This type of writing was quite common in the ubiquitous romance ‘Harlequin-esque’ novels of the 1970s when puritanical attitudes towards love, desire and sexual tension were necessarily masked behind flowery literary substitutions. The author could not expect to sell even a trashy novel that depicted explicit or clinical descriptions of physical lust, fantasies and coitus for instance. They instead used flowery interpretations that were unweildy even then but socially acceptable. Descriptive prose that could not possibly be misinterpreted by the reader. Expressions like “throbbing manhood” would be used instead of the clinical term “erection” for example.
An annual event called the Bulwer-Lytton Fiction Contest takes place in San Jose, California whose sole purpose is for aspiring and professional writers to intentionally come up with the worst opening lines for a novel.
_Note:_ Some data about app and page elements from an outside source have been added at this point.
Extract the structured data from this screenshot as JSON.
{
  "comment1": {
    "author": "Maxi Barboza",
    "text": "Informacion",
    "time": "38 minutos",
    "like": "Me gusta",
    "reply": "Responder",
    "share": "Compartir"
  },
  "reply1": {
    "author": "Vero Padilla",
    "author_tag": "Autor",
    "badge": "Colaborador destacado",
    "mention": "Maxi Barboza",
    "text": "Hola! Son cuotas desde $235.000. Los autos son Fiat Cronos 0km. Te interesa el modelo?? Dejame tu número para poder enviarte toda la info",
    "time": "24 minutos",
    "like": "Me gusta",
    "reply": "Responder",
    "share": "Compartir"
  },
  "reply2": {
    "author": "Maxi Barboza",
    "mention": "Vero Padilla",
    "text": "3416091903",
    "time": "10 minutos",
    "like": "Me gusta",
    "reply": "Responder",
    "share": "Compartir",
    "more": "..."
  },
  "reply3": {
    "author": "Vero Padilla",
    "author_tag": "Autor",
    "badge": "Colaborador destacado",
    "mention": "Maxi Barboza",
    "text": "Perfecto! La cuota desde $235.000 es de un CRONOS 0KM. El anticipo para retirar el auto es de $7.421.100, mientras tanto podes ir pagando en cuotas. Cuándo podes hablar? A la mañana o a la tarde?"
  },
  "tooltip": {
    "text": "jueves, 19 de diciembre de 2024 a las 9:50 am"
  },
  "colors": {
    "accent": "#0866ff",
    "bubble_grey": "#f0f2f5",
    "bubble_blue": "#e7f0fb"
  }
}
The first year this contest was held there were only three entrants. Recent years have attracted as many as 10,000 applicants. The prize is a cash award of $250.00 and of course, the notoriety of intentionally having written the worst fiction.
A prior winner (yr. 2000) of the event was Gary Dahl, known for being the inventor of the “Pet Rock” that was a nationwide craze back in the 1970s.
The Bulwer-Lytton Fiction Contest link above cites the opening lines of the winners from 1983 to the present and if worse a look at.
Bad Writing, Not the Worst But Merely Bad
One of my favorite entrants from several years ago (which apparently did not win) was a parody of the Running of the Bulls, which takes place at Pomplona, Spain.
I don’t recall the bulk of the opening paragraph this aspiring contestant wrote but it had to do with ‘…the gates being opened and the running of people just ahead of the angry mob of frenzied, charging animals, legs running and galloping just ahead of the churning pack of advancing beasts…, the human runners being hearded by agitated yapping, barking and nipping at their heels,’ and so on.
An observation by the protagonist-apparent goes on to ‘….realize that the running of the Pomeranians was a really stupid idea.’